The visuals look just like a metroidvania with a 32-bit art style. By that, I mean that Deedlit in Wonder Labyrinth looks extremely similar to Symphony of the Night, with the difference that it features more high fantasy elements instead of gothic elements. The game looks great, but for reasons beyond my comprehension, it suffers from framerate issues. Whenever things get hectic onscreen, be it by being assaulted by a lot of enemies at once or by conjuring a screen clearing spell, the framerate takes a toll. Whether that’s a bug or yet another game being hindered by the Switch’s jurassic hardware is yet to be known. It’s just weird to witness such issue on a mostly sprite-based 2D game.
Record of Lodoss War: Deedlit in Wonder Labyrinth isn’t a game you will play for its plot, since you won’t understand a damn thing about it. You will buy it because it looks, feels and plays like Symphony of the Night, but you’ll keep glued to it because it features enough qualities to make it stand out not only from its main source of inspiration, but from most metroidvanias in the market. It may suffer from a few performance issues, but all in all, this is one of the most entertaining exploratory action platformers I’ve played in a while, and it’s well worth your time.
The art style is reminiscent of Symphony of the Night, with a similar (and therefore, excellent) degree of animation. The backgrounds aren’t as exciting as the ones from its source of inspiration, though, and the game suffers from some severe framerate issues in certain spots.
Your standard metroidvania gameplay loop, with the addition of a really smart Ikaruga-esque polarity system. The only issues in the gameplay department are the aforementioned framerate drops and the initially bizarre button placement.

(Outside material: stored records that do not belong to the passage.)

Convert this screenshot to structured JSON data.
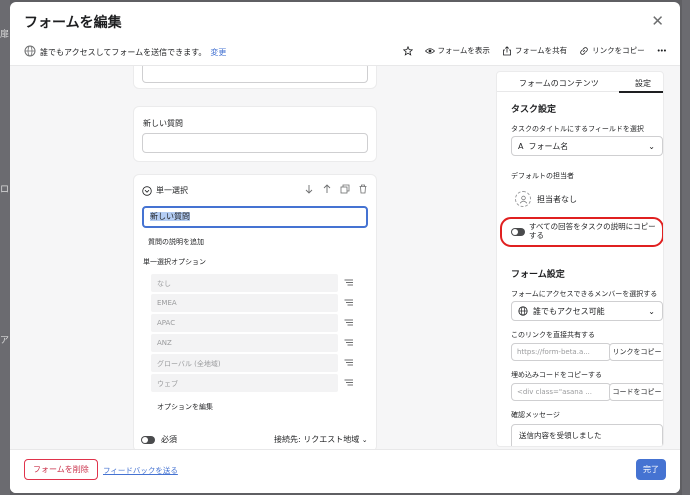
{
  "background": {
    "glyphs": [
      "扉",
      "ロ",
      "ア"
    ]
  },
  "modal": {
    "title": "フォームを編集",
    "close_glyph": "✕"
  },
  "subbar": {
    "access_text": "誰でもアクセスしてフォームを送信できます。",
    "change_link": "変更",
    "view_form": "フォームを表示",
    "share_form": "フォームを共有",
    "copy_link": "リンクをコピー",
    "more": "•••"
  },
  "form": {
    "new_question_label": "新しい質問",
    "question": {
      "type_label": "単一選択",
      "title_value": "新しい質問",
      "add_description": "質問の説明を追加",
      "options_label": "単一選択オプション",
      "options": [
        "なし",
        "EMEA",
        "APAC",
        "ANZ",
        "グローバル (全地域)",
        "ウェブ"
      ],
      "edit_options": "オプションを編集",
      "required_label": "必須",
      "connect_label": "接続先: リクエスト地域"
    }
  },
  "settings": {
    "tabs": [
      "フォームのコンテンツ",
      "設定"
    ],
    "active_tab": "設定",
    "task_settings_heading": "タスク設定",
    "task_title_field_label": "タスクのタイトルにするフィールドを選択",
    "task_title_field_value": "フォーム名",
    "default_assignee_label": "デフォルトの担当者",
    "default_assignee_value": "担当者なし",
    "copy_answers_text": "すべての回答をタスクの説明にコピーする",
    "form_settings_heading": "フォーム設定",
    "access_member_label": "フォームにアクセスできるメンバーを選択する",
    "access_member_value": "誰でもアクセス可能",
    "share_link_label": "このリンクを直接共有する",
    "share_link_value": "https://form-beta.a...",
    "copy_link_button": "リンクをコピー",
    "embed_label": "埋め込みコードをコピーする",
    "embed_value": "<div class=\"asana ...",
    "copy_code_button": "コードをコピー",
    "confirm_label": "確認メッセージ",
    "confirm_value": "送信内容を受領しました"
  },
  "footer": {
    "delete_button": "フォームを削除",
    "feedback_link": "フィードバックを送る",
    "done_button": "完了"
  },
  "colors": {
    "accent": "#4573d2",
    "danger": "#c92f48",
    "highlight_ring": "#e02020"
  }
}
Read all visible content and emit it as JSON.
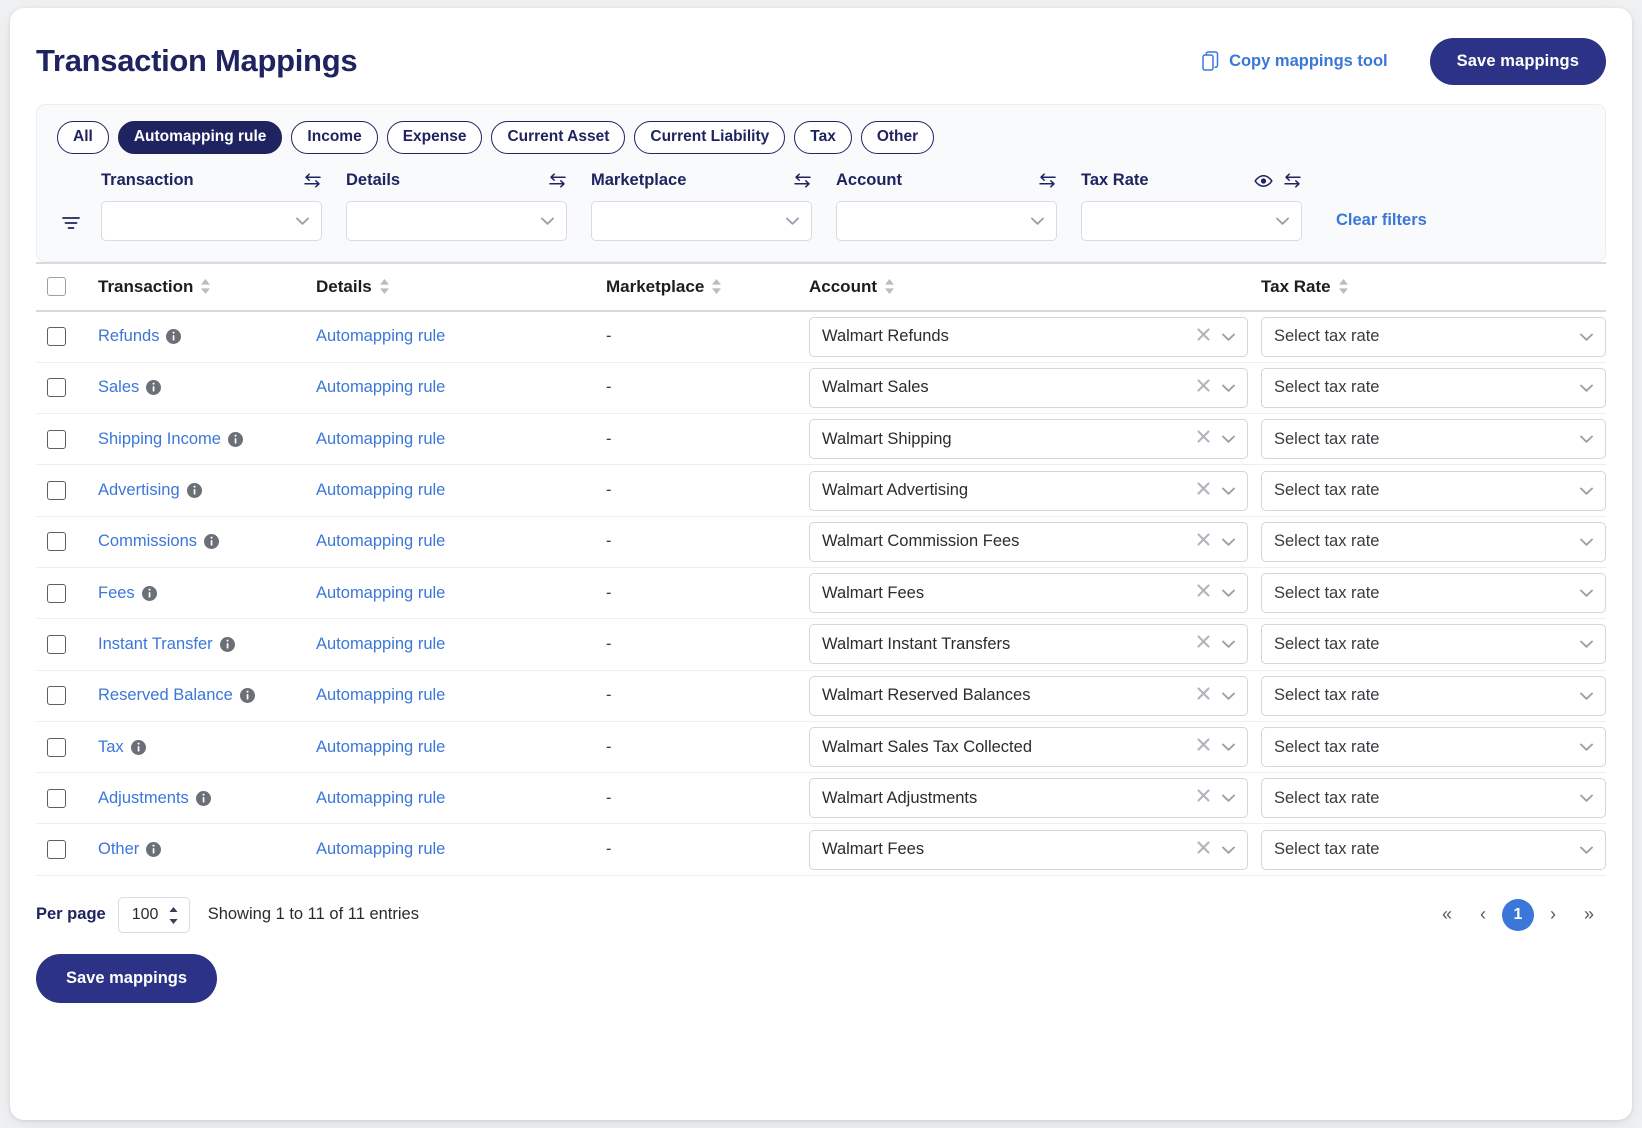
{
  "header": {
    "title": "Transaction Mappings",
    "copy_tool_label": "Copy mappings tool",
    "save_label": "Save mappings"
  },
  "filters": {
    "chips": [
      {
        "label": "All",
        "active": false
      },
      {
        "label": "Automapping rule",
        "active": true
      },
      {
        "label": "Income",
        "active": false
      },
      {
        "label": "Expense",
        "active": false
      },
      {
        "label": "Current Asset",
        "active": false
      },
      {
        "label": "Current Liability",
        "active": false
      },
      {
        "label": "Tax",
        "active": false
      },
      {
        "label": "Other",
        "active": false
      }
    ],
    "columns": [
      {
        "label": "Transaction",
        "value": "",
        "has_eye": false
      },
      {
        "label": "Details",
        "value": "",
        "has_eye": false
      },
      {
        "label": "Marketplace",
        "value": "",
        "has_eye": false
      },
      {
        "label": "Account",
        "value": "",
        "has_eye": false
      },
      {
        "label": "Tax Rate",
        "value": "",
        "has_eye": true
      }
    ],
    "clear_label": "Clear filters"
  },
  "table": {
    "headers": [
      "Transaction",
      "Details",
      "Marketplace",
      "Account",
      "Tax Rate"
    ],
    "tax_placeholder": "Select tax rate",
    "rows": [
      {
        "transaction": "Refunds",
        "details": "Automapping rule",
        "marketplace": "-",
        "account": "Walmart Refunds",
        "tax_rate": ""
      },
      {
        "transaction": "Sales",
        "details": "Automapping rule",
        "marketplace": "-",
        "account": "Walmart Sales",
        "tax_rate": ""
      },
      {
        "transaction": "Shipping Income",
        "details": "Automapping rule",
        "marketplace": "-",
        "account": "Walmart Shipping",
        "tax_rate": ""
      },
      {
        "transaction": "Advertising",
        "details": "Automapping rule",
        "marketplace": "-",
        "account": "Walmart Advertising",
        "tax_rate": ""
      },
      {
        "transaction": "Commissions",
        "details": "Automapping rule",
        "marketplace": "-",
        "account": "Walmart Commission Fees",
        "tax_rate": ""
      },
      {
        "transaction": "Fees",
        "details": "Automapping rule",
        "marketplace": "-",
        "account": "Walmart Fees",
        "tax_rate": ""
      },
      {
        "transaction": "Instant Transfer",
        "details": "Automapping rule",
        "marketplace": "-",
        "account": "Walmart Instant Transfers",
        "tax_rate": ""
      },
      {
        "transaction": "Reserved Balance",
        "details": "Automapping rule",
        "marketplace": "-",
        "account": "Walmart Reserved Balances",
        "tax_rate": ""
      },
      {
        "transaction": "Tax",
        "details": "Automapping rule",
        "marketplace": "-",
        "account": "Walmart Sales Tax Collected",
        "tax_rate": ""
      },
      {
        "transaction": "Adjustments",
        "details": "Automapping rule",
        "marketplace": "-",
        "account": "Walmart Adjustments",
        "tax_rate": ""
      },
      {
        "transaction": "Other",
        "details": "Automapping rule",
        "marketplace": "-",
        "account": "Walmart Fees",
        "tax_rate": ""
      }
    ]
  },
  "footer": {
    "per_page_label": "Per page",
    "per_page_value": "100",
    "showing_text": "Showing 1 to 11 of 11 entries",
    "pagination": {
      "first": "«",
      "prev": "‹",
      "current": "1",
      "next": "›",
      "last": "»"
    },
    "save_label": "Save mappings"
  },
  "colors": {
    "brand_navy": "#1f2460",
    "button_navy": "#2c3285",
    "link_blue": "#3b77d8",
    "panel_bg": "#f9fafb"
  }
}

Thankfully, all buttons can be remapped.
It’s all in MIDI, but it’s pretty good. Each tune matches perfectly with its setting. There aren’t that many complex sound effects, but I certainly did not mind that.
Fun Factor: 9.0
Deedlit in Wonder Labyrinth is so dead set on resembling Symphony of the Night that it feels unoriginal at times, but that wasn’t a huge dealbreaker for me. Besides some issues, it was one of the most entertaining metroidvanias I’ve played in years.
Final Verdict: 8.5
Record of Lodoss War: Deedlit in Wonder Labyrinth is available now on PS4, PS5, Xbox One, Xbox Series S/X, PC, and Switch.
Reviewed on Switch.
A copy of Record of Lodoss War: Deedlit in Wonder Labyrinth was provided by the publisher.